Summary and Info
Abstract Machines: Samuel Beckett and Philosophy after Deleuze and Guattari is an innovative approach to the relationship of the work of Samuel Beckett to philosophy. The study seeks to combine intertextual analysis and a 'schizoanalytic genealogy' derived from the thought of Gilles Deleuze and Félix Guattari to explore a 'becoming-philosophy' of Beckett's literary writing. The author focuses on zones of encounter and confrontation — spaces and times of 'becoming' — between Beckett, selected philosophers and Deleuze and Guattari. In the retrospective glance occasioned by that part of Deleuze and Guattari's complex legacy which embraces their interest in the author, Beckett's writing in particular effectuates a threshold hesitation which can be seen directly to impact on their approach to the history of philosophy and on their contribution to its 'molecularization' in the name of experimentation. Abstract Machines, with its arresting perspectives on a wide range of Beckett's work, will appeal to academics and postgraduate students interested in the philosophical echoes so evident in his writing. The extent of its recourse to philosophers aside from Deleuze and Guattari, including, notably, Alain Badiou, renders it a timely and provocative intervention in contemporary debates concerning the relationship of literature to philosophy, both within Beckett studies and beyond.
Review and Comments
Rate the Book

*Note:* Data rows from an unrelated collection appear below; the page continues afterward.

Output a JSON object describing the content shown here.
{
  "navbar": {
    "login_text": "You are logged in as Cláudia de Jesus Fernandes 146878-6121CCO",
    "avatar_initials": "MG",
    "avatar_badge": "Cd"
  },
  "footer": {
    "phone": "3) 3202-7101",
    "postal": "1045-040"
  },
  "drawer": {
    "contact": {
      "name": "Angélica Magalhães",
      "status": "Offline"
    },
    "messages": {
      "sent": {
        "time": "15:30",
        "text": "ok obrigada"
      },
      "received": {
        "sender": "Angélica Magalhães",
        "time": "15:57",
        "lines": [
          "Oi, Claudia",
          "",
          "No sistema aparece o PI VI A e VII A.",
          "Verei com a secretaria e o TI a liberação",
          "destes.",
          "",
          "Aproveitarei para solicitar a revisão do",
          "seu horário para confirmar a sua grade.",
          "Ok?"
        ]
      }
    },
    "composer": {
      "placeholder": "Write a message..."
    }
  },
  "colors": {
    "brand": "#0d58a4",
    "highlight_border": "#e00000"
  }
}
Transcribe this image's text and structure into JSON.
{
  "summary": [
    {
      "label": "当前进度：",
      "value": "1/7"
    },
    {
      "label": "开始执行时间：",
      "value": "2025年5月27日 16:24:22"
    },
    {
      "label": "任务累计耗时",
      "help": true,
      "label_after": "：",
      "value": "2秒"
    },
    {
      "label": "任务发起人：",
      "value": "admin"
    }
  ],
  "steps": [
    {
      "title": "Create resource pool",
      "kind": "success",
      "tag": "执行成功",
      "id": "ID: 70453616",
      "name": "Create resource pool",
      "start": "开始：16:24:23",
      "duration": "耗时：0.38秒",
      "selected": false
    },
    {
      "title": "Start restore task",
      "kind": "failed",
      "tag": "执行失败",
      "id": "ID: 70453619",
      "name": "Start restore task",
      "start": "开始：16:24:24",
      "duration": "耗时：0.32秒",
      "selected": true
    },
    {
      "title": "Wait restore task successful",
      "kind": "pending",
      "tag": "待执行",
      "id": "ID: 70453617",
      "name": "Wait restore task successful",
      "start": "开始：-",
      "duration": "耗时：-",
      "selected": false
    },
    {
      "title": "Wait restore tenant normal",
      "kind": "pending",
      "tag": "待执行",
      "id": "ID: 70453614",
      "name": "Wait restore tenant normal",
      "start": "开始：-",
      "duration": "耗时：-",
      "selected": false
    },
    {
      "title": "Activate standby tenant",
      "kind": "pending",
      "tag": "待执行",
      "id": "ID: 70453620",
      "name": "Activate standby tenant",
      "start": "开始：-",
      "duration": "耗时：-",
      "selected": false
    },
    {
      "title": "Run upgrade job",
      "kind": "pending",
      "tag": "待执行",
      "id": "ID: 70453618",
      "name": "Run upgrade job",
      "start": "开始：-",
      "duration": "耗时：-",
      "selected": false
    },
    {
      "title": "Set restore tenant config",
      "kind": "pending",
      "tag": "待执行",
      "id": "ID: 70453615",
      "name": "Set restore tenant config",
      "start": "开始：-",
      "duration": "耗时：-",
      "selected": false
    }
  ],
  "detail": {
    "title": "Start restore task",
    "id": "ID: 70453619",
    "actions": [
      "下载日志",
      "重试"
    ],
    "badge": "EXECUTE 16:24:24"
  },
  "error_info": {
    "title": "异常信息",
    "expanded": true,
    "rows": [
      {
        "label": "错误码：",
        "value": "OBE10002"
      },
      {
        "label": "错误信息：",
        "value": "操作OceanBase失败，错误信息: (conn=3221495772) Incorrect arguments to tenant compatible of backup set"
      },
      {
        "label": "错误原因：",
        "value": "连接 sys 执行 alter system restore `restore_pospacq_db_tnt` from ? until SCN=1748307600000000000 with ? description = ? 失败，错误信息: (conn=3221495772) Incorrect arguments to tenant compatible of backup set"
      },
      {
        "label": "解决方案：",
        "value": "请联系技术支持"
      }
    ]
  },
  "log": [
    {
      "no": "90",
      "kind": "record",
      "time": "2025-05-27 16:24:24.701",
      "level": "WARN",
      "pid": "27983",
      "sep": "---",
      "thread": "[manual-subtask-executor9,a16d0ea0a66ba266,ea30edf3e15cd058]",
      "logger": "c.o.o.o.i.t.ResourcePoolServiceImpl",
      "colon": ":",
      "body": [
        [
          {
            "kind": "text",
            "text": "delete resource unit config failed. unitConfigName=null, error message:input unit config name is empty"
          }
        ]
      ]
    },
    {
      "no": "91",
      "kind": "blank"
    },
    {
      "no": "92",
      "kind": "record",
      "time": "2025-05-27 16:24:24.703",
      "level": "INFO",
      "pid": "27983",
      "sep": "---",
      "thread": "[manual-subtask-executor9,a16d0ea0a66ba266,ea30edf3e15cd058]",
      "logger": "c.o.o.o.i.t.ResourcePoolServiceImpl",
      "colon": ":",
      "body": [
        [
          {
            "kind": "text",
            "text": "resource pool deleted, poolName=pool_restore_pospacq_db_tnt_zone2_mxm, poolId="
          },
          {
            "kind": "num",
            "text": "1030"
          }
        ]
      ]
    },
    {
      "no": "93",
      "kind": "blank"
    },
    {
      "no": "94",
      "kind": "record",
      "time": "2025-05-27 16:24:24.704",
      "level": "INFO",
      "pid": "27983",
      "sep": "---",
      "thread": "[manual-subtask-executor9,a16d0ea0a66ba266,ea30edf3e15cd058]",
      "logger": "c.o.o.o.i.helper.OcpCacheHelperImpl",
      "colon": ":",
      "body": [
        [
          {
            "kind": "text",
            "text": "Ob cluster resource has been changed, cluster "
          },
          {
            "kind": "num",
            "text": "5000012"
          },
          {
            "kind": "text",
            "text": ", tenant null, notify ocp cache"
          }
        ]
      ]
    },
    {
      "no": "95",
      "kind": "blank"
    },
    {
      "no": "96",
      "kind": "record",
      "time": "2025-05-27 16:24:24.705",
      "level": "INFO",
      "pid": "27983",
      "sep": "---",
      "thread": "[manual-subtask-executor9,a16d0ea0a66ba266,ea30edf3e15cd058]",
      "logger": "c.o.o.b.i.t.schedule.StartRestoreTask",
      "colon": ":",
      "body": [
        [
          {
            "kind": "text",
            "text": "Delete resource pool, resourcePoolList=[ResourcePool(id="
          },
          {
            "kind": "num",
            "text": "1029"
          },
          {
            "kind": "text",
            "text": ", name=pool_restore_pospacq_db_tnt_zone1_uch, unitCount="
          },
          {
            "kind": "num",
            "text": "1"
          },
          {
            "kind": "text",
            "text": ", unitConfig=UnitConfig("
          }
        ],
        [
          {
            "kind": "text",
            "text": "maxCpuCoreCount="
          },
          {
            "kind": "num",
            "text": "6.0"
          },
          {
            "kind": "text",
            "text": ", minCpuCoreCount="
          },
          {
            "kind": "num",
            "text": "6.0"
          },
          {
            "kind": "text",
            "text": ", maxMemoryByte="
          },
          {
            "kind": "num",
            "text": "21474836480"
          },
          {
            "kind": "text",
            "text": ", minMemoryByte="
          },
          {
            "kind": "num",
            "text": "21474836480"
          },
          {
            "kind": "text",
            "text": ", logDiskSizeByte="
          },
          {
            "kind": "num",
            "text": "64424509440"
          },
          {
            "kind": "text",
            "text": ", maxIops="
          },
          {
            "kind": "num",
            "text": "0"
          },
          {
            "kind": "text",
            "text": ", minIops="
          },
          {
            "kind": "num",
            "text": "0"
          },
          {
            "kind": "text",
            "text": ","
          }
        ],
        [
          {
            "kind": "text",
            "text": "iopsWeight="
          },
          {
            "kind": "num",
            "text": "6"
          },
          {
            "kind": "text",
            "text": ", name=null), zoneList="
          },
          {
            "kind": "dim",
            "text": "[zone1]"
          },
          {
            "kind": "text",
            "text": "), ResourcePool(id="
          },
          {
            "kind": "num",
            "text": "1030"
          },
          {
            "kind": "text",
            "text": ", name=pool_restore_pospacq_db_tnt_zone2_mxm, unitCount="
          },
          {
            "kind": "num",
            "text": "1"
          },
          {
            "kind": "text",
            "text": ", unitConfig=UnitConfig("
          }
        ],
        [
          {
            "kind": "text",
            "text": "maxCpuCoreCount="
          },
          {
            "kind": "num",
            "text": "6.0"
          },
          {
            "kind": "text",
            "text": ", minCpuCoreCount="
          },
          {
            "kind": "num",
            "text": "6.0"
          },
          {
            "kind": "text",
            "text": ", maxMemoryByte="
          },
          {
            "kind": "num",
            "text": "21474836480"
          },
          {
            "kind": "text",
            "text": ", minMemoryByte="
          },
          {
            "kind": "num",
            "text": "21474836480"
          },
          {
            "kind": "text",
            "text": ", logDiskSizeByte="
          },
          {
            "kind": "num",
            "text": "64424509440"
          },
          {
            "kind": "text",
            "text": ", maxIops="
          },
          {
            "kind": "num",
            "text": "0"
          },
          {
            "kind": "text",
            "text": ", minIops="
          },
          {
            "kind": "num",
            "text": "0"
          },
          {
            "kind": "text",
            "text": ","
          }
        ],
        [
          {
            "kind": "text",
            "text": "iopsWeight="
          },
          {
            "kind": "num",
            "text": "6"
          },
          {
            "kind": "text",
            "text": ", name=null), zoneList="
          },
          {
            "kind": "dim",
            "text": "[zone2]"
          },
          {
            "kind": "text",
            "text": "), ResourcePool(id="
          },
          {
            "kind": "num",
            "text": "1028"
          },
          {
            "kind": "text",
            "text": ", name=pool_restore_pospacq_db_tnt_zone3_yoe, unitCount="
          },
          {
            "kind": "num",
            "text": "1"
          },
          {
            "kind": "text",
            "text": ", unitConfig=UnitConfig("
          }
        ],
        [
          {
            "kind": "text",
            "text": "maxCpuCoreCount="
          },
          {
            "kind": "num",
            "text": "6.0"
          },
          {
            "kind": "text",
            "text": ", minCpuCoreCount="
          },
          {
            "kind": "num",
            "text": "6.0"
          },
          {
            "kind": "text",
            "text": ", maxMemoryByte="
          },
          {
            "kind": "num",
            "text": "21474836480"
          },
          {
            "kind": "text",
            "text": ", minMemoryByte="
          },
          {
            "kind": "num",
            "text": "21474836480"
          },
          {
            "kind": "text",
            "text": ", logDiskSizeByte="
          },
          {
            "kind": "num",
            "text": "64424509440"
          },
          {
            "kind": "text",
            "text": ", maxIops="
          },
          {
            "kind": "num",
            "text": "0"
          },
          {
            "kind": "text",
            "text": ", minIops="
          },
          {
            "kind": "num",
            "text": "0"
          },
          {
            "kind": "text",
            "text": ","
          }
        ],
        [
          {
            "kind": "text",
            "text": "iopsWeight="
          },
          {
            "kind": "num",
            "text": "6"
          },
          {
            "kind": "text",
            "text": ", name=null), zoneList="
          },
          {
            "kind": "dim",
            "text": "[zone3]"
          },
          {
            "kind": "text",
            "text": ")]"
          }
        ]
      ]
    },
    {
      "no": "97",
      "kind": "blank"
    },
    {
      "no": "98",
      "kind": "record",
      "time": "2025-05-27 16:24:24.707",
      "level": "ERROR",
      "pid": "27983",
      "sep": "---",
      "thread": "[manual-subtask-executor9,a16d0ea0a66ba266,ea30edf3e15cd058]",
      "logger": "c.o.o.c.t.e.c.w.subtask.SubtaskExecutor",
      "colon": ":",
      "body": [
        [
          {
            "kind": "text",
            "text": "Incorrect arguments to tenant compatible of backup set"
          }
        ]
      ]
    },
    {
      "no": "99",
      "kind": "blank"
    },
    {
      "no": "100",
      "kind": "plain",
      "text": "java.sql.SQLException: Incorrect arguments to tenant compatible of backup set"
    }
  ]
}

Abstract Machines: Samuel Beckett and Philosophy after Deleuze and Guattari 0 out of 5 stars based on 0 ratings.